In this book Maxmen takes the reader through the experience of healthcare workers dealing with Ebola in Sierra Leone. In the midst of widespread death, chaos, and societal unrest she details these workers struggles to be paid for the work they were heroically performing. Not only were these individuals not being paid the hazard pay they were due but overt fraud was occurring. As Maxmen writes:

Yet almost immediately, the World Bank— a far larger contributor of funds— noticed signs of corruption in Sierra Leone’s health system. When they looked at the pay lists of frontline staff created by officials in the Ministry of Health, they discovered “ghostworkers”— aliases, family members, and mistakes in enumeration— all of which meant certain people might be collecting more money than they deserved.

This scenario caused the World Bank to innovate and use electronic payments directly to workers. The use of text messaging in the process led to the system becoming known as "mobile-money". Such a process stopped skimming by corrupt local officials.

I recommend this short book to all who are interested in Ebola, global health, and international funding mechanisms. That corruption exists and money vanishes before it reaches its intended target was something I knew occurred with regularity but I never really understand the mechanics of how it happens. Ms. Maxmen's work concretizes how, during what was an existential crisis caused by a parasitical virus, certain parasitical looting humans--in a nation in which individual rights and the rule of law are empty concepts--made the battle much more difficult. 

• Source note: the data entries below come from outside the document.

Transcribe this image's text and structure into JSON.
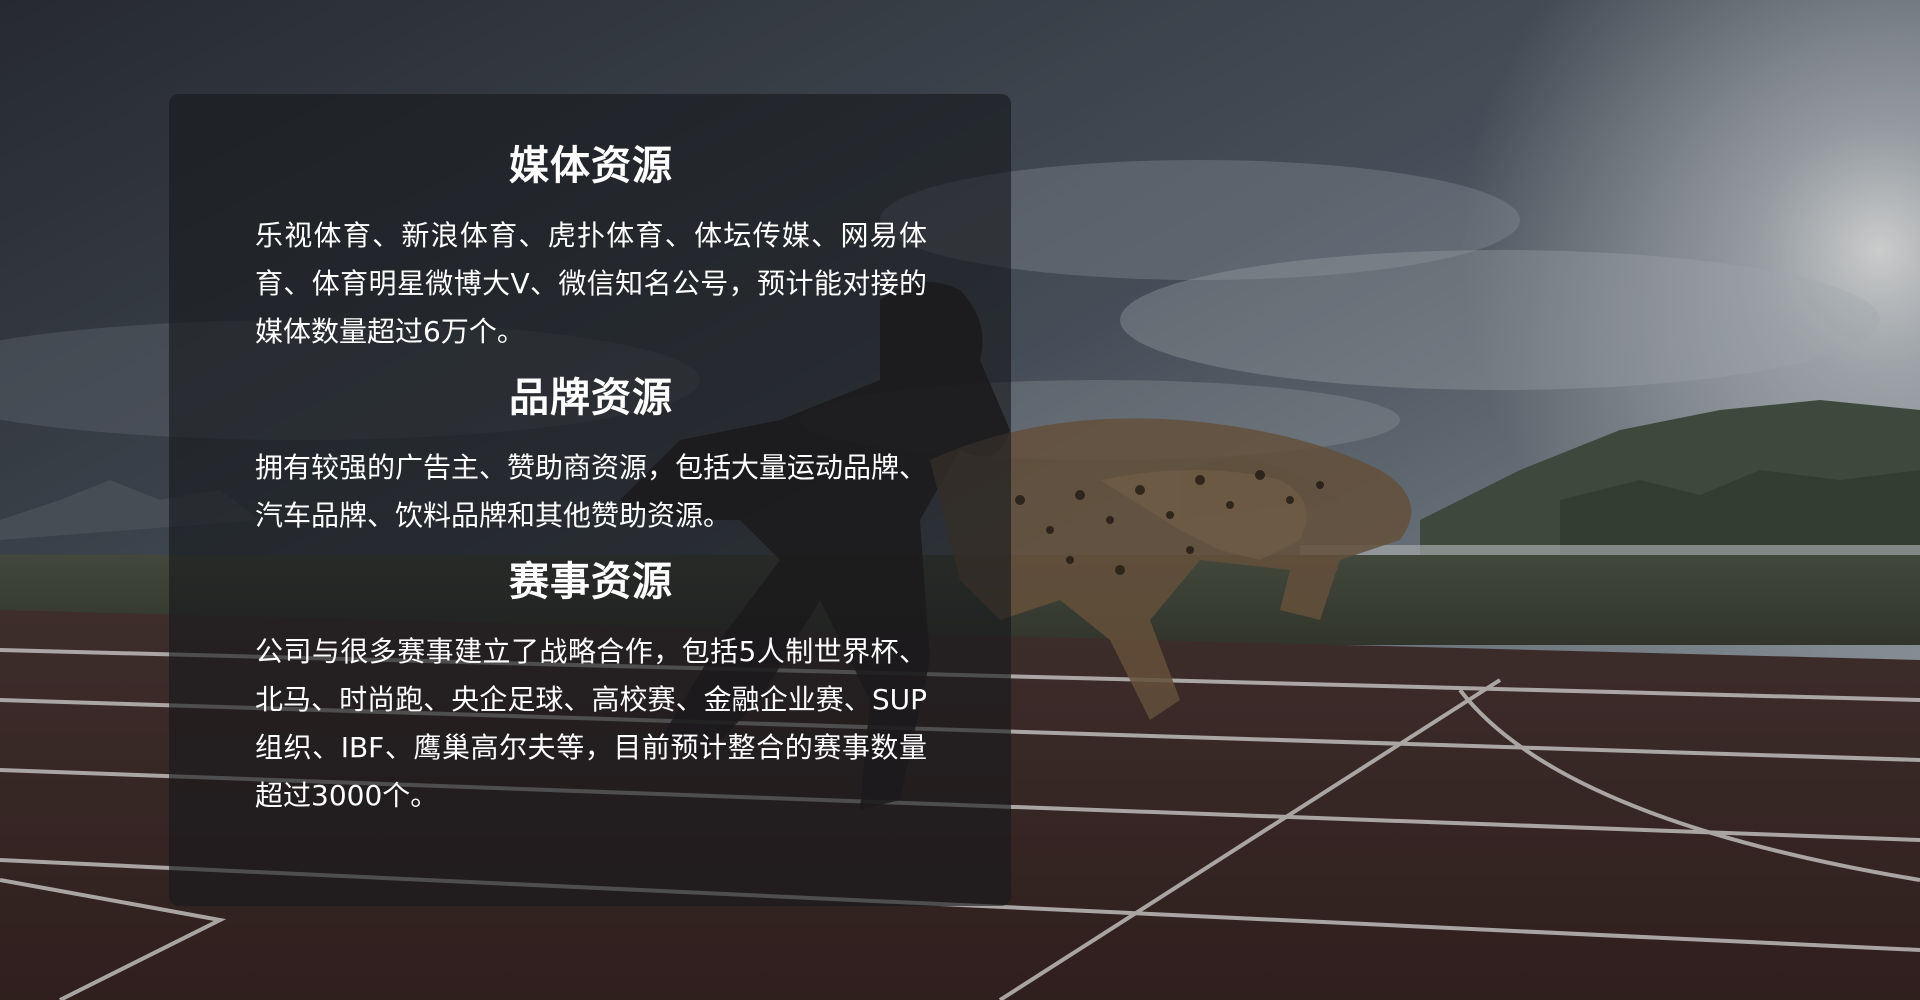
{
  "sections": [
    {
      "title": "媒体资源",
      "body": "乐视体育、新浪体育、虎扑体育、体坛传媒、网易体育、体育明星微博大V、微信知名公号，预计能对接的媒体数量超过6万个。"
    },
    {
      "title": "品牌资源",
      "body": "拥有较强的广告主、赞助商资源，包括大量运动品牌、汽车品牌、饮料品牌和其他赞助资源。"
    },
    {
      "title": "赛事资源",
      "body": "公司与很多赛事建立了战略合作，包括5人制世界杯、北马、时尚跑、央企足球、高校赛、金融企业赛、SUP组织、IBF、鹰巢高尔夫等，目前预计整合的赛事数量超过3000个。"
    }
  ],
  "colors": {
    "sky_top": "#3a3f48",
    "sky_glow": "#d8dde2",
    "track": "#5a3a36",
    "grass": "#4a4f3e",
    "panel": "#16181c"
  }
}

Eight is Not Enough: New Antibiotics Since 2010

A fascinating paper in the Annals of Internal Medicine, fittingly published in the lead up to the UN's High Level Meeting on Antimicrobial Resistance, is devoted to understanding how the fight against the pantheon of drug-resistant bacteria has went over the last 10 years. The scorecard being used is the number of antibiotics that the FDA approved between 2010-2015. 

That number is 8. 

While that number may seem to paint a rosy picture for our fight against superbugs, it really is not. While some members of the 8 have clearly had a major impact on the treatment of high priority drug resistant infections (e.g. ceftolozane-tazobactam, ceftazidime-avibactim, and bedaquiline), some have a limited role.

The summary statistics that are provided for the 8 provide important insight:

  • 6 were developed outside of large pharmaceutical companies and now 7 are marketed by one of three major companies
  • Only 1 drug showed superiority (as opposed to non-inferiority)
  • The median time spent in clinical development was 6.2 years
  • 7 of the 8 were from established drug classes
  • Only 1 is indicated specifically for a drug resistant organism
  • 3 of the 8 have activity against the high value targets known as the ESKAPE pathogens

There are a few implications that I draw from this very informative paper.

  1. Development of a new class of antibiotic is difficult
  2. The prospect of just having a drug indicated for resistant pathogens is one that is not so enticing financially and would require modification of clinical trials to include only those with drug-resistant pathogens
  3. Superiority in the absence of trials only using drug-resistant pathogens is difficult to prove as comparator drugs are also highly effective antibiotics

As the world's eyes turn to the fight against antimicrobial resistant bacteria, it is important to know where we stand and this paper provides an important glimpse of the frontlines of the battle.